Identity, self-story and desistance from crime

Kevin O’sullivan, Richard Kemp, David Bright

Research output: Contribution to journalArticlepeer-review

4 Citations (Scopus)

Abstract

Purpose – The purpose of this paper is to lay the groundwork for a narrative study of desistance that is both qualitative and quantitative. Design/methodology/approach – The review traces the strands of research that have made self-story an important theme in the study of desistance with particular reference to work since 2001. Findings – The importance of an agentic self-story in the process of desistance from crime came to prominence in the work of Shadd Maruna (1997, 2001). Since then authors have attempted to formulate: first, an integrated theoretical view of desistance incorporating agency; and second, a clinically useful understanding of how self-story is important. The clinical studies have almost always been qualitative, relying on extensive life history interviews which yield great richness of detail but few, if any, testable hypotheses.

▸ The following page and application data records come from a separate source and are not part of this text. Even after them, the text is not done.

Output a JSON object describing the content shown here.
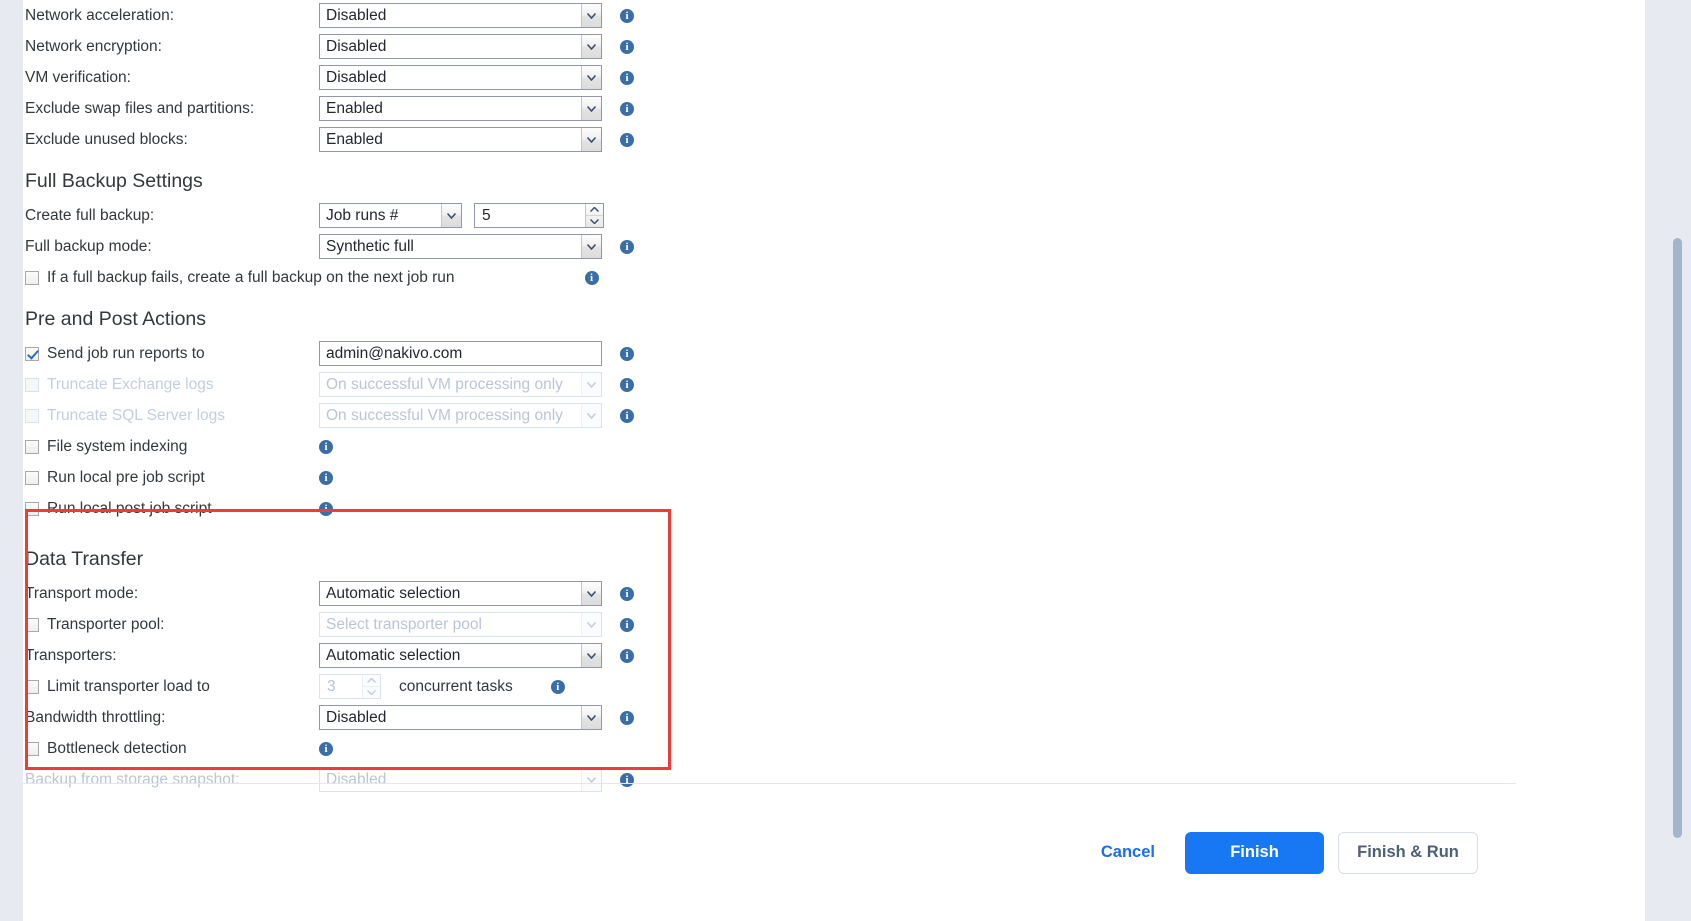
{
  "top_settings": [
    {
      "label": "Network acceleration:",
      "value": "Disabled",
      "disabled": false
    },
    {
      "label": "Network encryption:",
      "value": "Disabled",
      "disabled": false
    },
    {
      "label": "VM verification:",
      "value": "Disabled",
      "disabled": false
    },
    {
      "label": "Exclude swap files and partitions:",
      "value": "Enabled",
      "disabled": false
    },
    {
      "label": "Exclude unused blocks:",
      "value": "Enabled",
      "disabled": false
    }
  ],
  "full_backup": {
    "title": "Full Backup Settings",
    "create_full_backup_label": "Create full backup:",
    "create_full_backup_value": "Job runs #",
    "create_full_backup_count": "5",
    "full_backup_mode_label": "Full backup mode:",
    "full_backup_mode_value": "Synthetic full",
    "fail_checkbox_label": "If a full backup fails, create a full backup on the next job run"
  },
  "pre_post": {
    "title": "Pre and Post Actions",
    "send_reports_label": "Send job run reports to",
    "send_reports_value": "admin@nakivo.com",
    "truncate_exchange_label": "Truncate Exchange logs",
    "truncate_exchange_value": "On successful VM processing only",
    "truncate_sql_label": "Truncate SQL Server logs",
    "truncate_sql_value": "On successful VM processing only",
    "file_indexing_label": "File system indexing",
    "pre_script_label": "Run local pre job script",
    "post_script_label": "Run local post job script"
  },
  "data_transfer": {
    "title": "Data Transfer",
    "transport_mode_label": "Transport mode:",
    "transport_mode_value": "Automatic selection",
    "transporter_pool_label": "Transporter pool:",
    "transporter_pool_placeholder": "Select transporter pool",
    "transporters_label": "Transporters:",
    "transporters_value": "Automatic selection",
    "limit_load_label": "Limit transporter load to",
    "limit_load_value": "3",
    "concurrent_tasks_label": "concurrent tasks",
    "bandwidth_label": "Bandwidth throttling:",
    "bandwidth_value": "Disabled",
    "bottleneck_label": "Bottleneck detection",
    "storage_snapshot_label": "Backup from storage snapshot:",
    "storage_snapshot_value": "Disabled"
  },
  "footer": {
    "cancel_label": "Cancel",
    "finish_label": "Finish",
    "finish_run_label": "Finish & Run"
  },
  "colors": {
    "highlight": "#ec3c3c",
    "primary_button": "#1877f2",
    "link": "#1b6ef3",
    "info_icon": "#3a6ea5"
  }
}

To date, such studies have not provided the empirical foundation on which to develop policy in correctional environments. Practical implications – If it is found that a measure of self-belief correlates with desistance from crime, it may be possible to devise psychological interventions to enhance and change self-belief. Originality/value – The paper proposes adding a quantitative approach to the measurement of self-concept in order to estimate the likelihood of desistance.

Original languageEnglish
Pages (from-to)219-230
Number of pages12
JournalJournal of Forensic Practice
Volume17
Issue number3
DOIs
Publication statusPublished - 10 Aug 2015
Externally publishedYes

Keywords

  • recidivism
  • reintegration
  • narrative therapy
  • desistance
  • redeemability
  • self-story

Fingerprint

Dive into the research topics of 'Identity, self-story and desistance from crime'. Together they form a unique fingerprint.

Cite this